    9. Libman, Alexander, 2010. "Constitutions, regulations, and taxes: Contradictions of different aspects of decentralization," Journal of Comparative Economics, Elsevier, vol. 38(4), pages 395-418, December.
    10. Bannier, Christina E. & Feess, Eberhard, 2010. "When high-powered incentive contracts reduce performance: choking under pressure as a screening device," Frankfurt School - Working Paper Series 135, Frankfurt School of Finance and Management.
    11. Hirsch, Christian & Bannier, Christina E., 2007. "The economics of rating watchlists: evidence from rating changes," Frankfurt School - Working Paper Series 88, Frankfurt School of Finance and Management.
    12. Herrmann-Pillath, Carsten & Libman, Alexander & Xiaofan, Yu, 2010. "State and market integration in China: A spatial econometrics approach to 'local protectionism'," Frankfurt School - Working Paper Series 137, Frankfurt School of Finance and Management.
    13. Herrmann-Pillath, Carsten, 2008. "The naturalistic turn in economics: implications for the theory of finance," Frankfurt School - Working Paper Series 105, Frankfurt School of Finance and Management.
    14. Wollersheim, Jutta & Barthel, Erich, 2008. "Kulturunterschiede bei Mergers & Acquisitions: Entwicklung eines Konzeptes zur Durchführung einer Cultural Due Diligence," Frankfurt School - Working Paper Series 94, Frankfurt School of Finance and Management.
    15. Bannier, Christina E. & Grote, Michael H., 2008. "Equity gap? - Which equity gap? On the financing structure of Germany's Mittelstand," Frankfurt School - Working Paper Series 106, Frankfurt School of Finance and Management.
    Full references (including those not matched with items on IDEAS)

    This item is not listed on Wikipedia, on a reading list or among the top items on IDEAS.

    When requesting a correction, please mention this item's handle: RePEc:zbw:fsfmwp:195. See general information about how to correct material in RePEc.

    For technical questions regarding this item, or to correct its authors, title, abstract, bibliographic or download information, contact: (ZBW - German National Library of Economics)

    If you have authored this item and are not yet registered with RePEc, we encourage you to do it here. This allows to link your profile to this item. It also allows you to accept potential citations to this item that we are uncertain about.
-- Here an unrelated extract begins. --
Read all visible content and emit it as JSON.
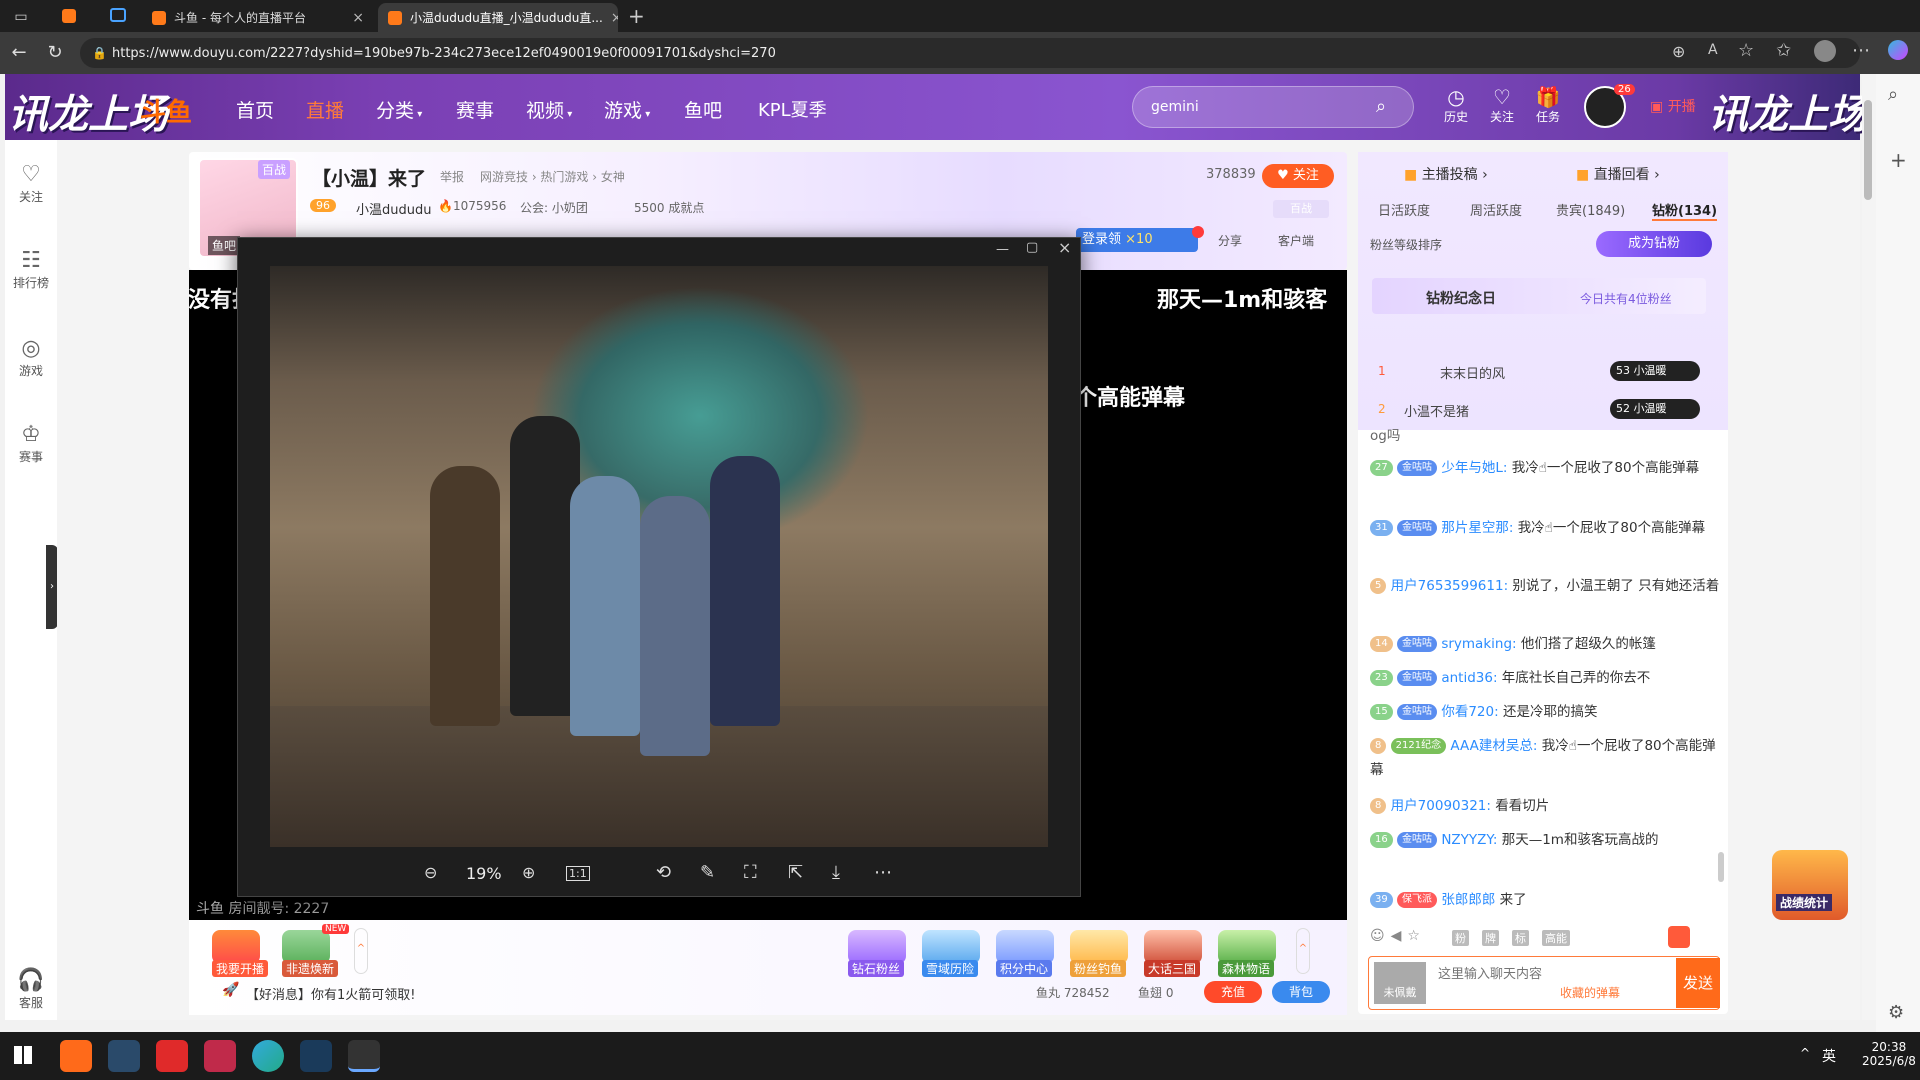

    If references are entirely missing, you can add them using this form.

    If the full references list an item that is present in RePEc, but the system did not link to it, you can help with this form.

    If you know of missing items citing this one, you can help us creating those links by adding the relevant references in the same way as above, for each refering item. If you are a registered author of this item, you may also want to check the "citations" tab in your profile, as there may be some citations waiting for confirmation.

    Please note that corrections may take a couple of weeks to filter through the various RePEc services.

    This information is provided to you by IDEAS at the Research Division of the Federal Reserve Bank of St. Louis using RePEc data.